WORK ITEM: Hunt for the word "Информация" across the entries below, copying each line that holds it.

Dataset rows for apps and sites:
- Opening Delimiter -
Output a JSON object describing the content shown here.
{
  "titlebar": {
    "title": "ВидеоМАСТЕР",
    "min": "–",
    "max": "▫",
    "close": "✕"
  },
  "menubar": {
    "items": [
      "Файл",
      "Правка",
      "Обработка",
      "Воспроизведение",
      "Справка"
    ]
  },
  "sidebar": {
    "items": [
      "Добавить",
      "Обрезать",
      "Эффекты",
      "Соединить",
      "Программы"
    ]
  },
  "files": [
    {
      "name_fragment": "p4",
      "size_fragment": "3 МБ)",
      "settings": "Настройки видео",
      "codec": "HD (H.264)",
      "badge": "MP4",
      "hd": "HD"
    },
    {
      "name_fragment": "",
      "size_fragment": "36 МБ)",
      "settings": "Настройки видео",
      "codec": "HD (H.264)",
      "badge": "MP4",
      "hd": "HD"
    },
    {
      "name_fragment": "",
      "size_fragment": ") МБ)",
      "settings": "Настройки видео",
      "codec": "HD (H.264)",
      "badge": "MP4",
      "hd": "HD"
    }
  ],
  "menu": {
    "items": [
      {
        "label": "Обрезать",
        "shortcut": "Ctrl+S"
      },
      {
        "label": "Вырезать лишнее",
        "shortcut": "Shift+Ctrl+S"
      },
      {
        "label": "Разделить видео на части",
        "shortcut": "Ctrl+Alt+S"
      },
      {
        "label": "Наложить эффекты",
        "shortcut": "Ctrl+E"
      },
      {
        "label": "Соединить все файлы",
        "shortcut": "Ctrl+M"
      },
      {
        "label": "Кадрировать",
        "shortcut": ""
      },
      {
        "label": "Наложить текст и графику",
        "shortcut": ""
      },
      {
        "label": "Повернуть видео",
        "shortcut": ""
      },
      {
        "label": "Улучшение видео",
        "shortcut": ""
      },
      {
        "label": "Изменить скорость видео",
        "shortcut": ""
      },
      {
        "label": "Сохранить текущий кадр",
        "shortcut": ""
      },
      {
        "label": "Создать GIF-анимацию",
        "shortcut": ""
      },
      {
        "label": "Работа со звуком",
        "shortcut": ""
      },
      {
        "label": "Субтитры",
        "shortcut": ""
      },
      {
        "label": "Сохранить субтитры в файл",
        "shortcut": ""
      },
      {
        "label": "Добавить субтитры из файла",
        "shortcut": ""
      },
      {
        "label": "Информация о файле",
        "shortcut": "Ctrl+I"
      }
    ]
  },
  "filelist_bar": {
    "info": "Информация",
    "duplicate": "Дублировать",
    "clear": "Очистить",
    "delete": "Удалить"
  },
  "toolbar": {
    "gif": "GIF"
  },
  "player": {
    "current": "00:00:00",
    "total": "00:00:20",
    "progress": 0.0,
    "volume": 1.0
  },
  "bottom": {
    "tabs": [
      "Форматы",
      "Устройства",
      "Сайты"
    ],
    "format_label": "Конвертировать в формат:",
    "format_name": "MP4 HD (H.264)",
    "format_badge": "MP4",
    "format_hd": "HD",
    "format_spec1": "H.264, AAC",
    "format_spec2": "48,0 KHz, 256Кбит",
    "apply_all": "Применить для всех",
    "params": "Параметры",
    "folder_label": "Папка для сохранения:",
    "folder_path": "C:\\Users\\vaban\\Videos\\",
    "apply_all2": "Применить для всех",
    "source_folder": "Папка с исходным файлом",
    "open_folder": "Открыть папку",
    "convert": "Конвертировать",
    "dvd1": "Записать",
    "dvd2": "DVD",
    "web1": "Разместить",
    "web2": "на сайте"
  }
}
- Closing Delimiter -
RESULT:
        "label": "Информация о файле",
    "info": "Информация",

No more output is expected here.